Website and app data records:
......

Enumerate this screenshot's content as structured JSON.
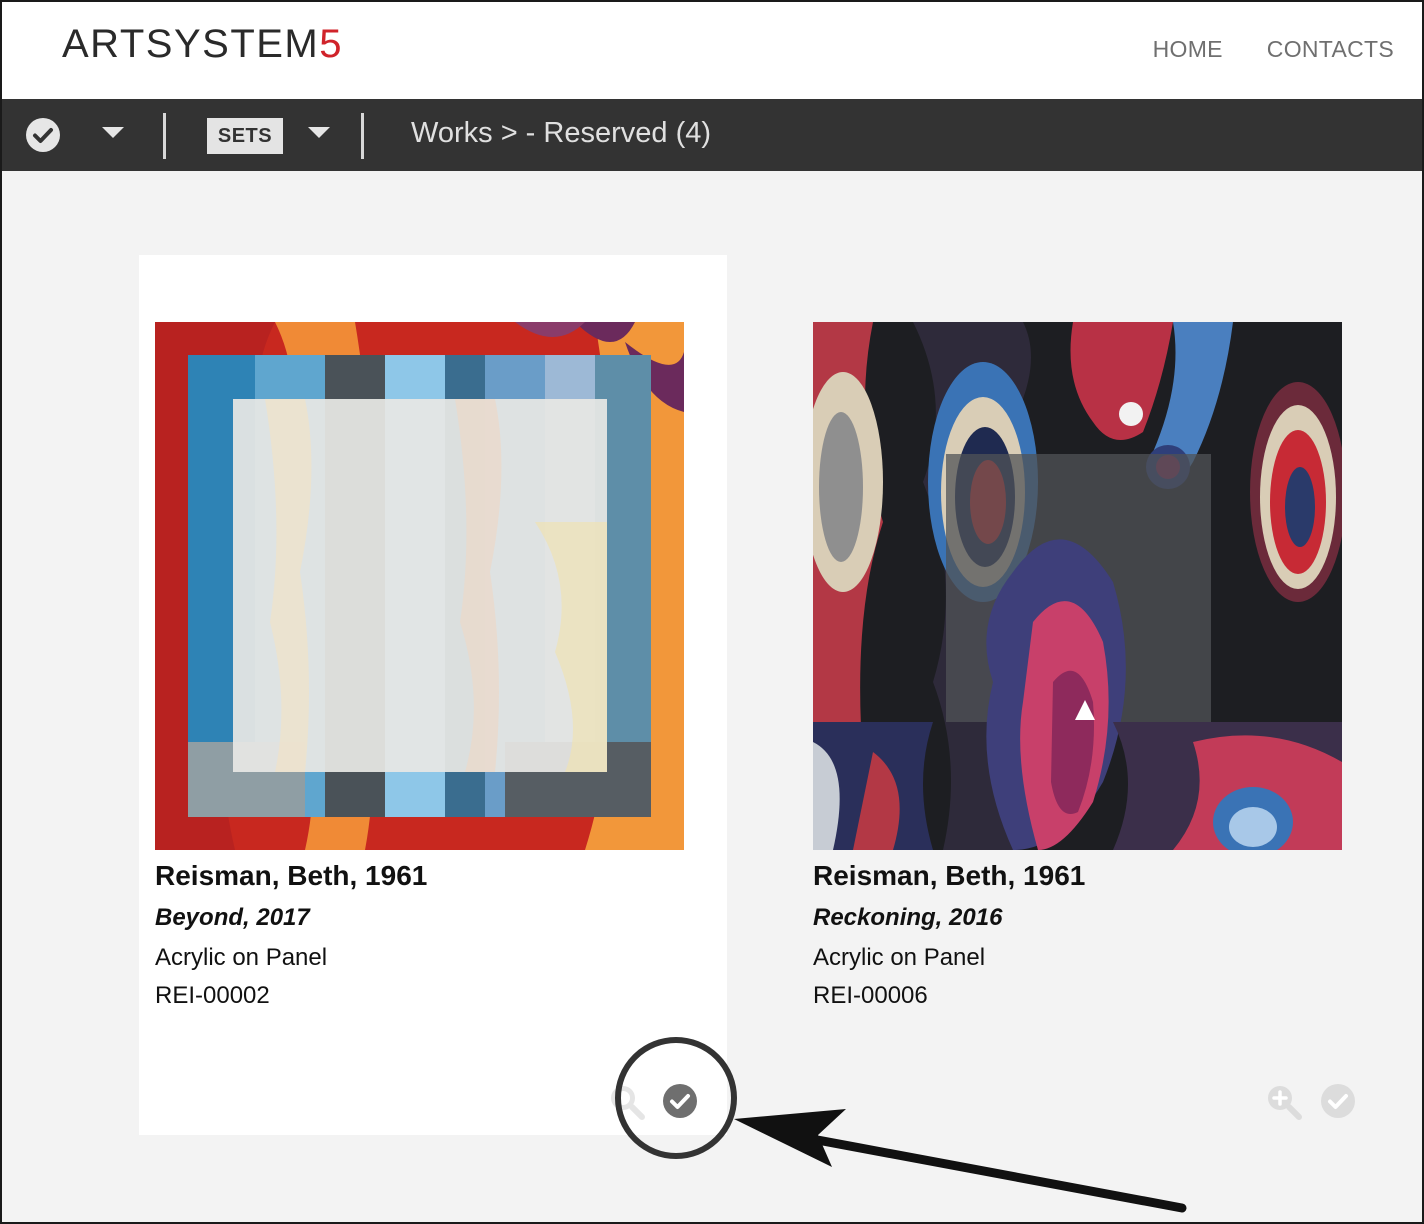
{
  "header": {
    "logo_main": "ARTSYSTEM",
    "logo_accent": "5",
    "nav": [
      "HOME",
      "CONTACTS"
    ]
  },
  "toolbar": {
    "sets_label": "SETS",
    "breadcrumb": "Works > - Reserved (4)"
  },
  "works": [
    {
      "artist": "Reisman, Beth, 1961",
      "title": "Beyond, 2017",
      "medium": "Acrylic on Panel",
      "code": "REI-00002",
      "selected": true
    },
    {
      "artist": "Reisman, Beth, 1961",
      "title": "Reckoning, 2016",
      "medium": "Acrylic on Panel",
      "code": "REI-00006",
      "selected": false
    }
  ],
  "colors": {
    "toolbar_bg": "#333333",
    "accent": "#d0232a",
    "page_bg": "#f3f3f3"
  }
}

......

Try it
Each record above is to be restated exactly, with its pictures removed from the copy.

Problem solution
Enumerate this screenshot's content as structured JSON.
{
  "header": {
    "logo_main": "ARTSYSTEM",
    "logo_accent": "5",
    "nav": [
      "HOME",
      "CONTACTS"
    ]
  },
  "toolbar": {
    "sets_label": "SETS",
    "breadcrumb": "Works > - Reserved (4)"
  },
  "works": [
    {
      "artist": "Reisman, Beth, 1961",
      "title": "Beyond, 2017",
      "medium": "Acrylic on Panel",
      "code": "REI-00002",
      "selected": true
    },
    {
      "artist": "Reisman, Beth, 1961",
      "title": "Reckoning, 2016",
      "medium": "Acrylic on Panel",
      "code": "REI-00006",
      "selected": false
    }
  ],
  "colors": {
    "toolbar_bg": "#333333",
    "accent": "#d0232a",
    "page_bg": "#f3f3f3"
  }
}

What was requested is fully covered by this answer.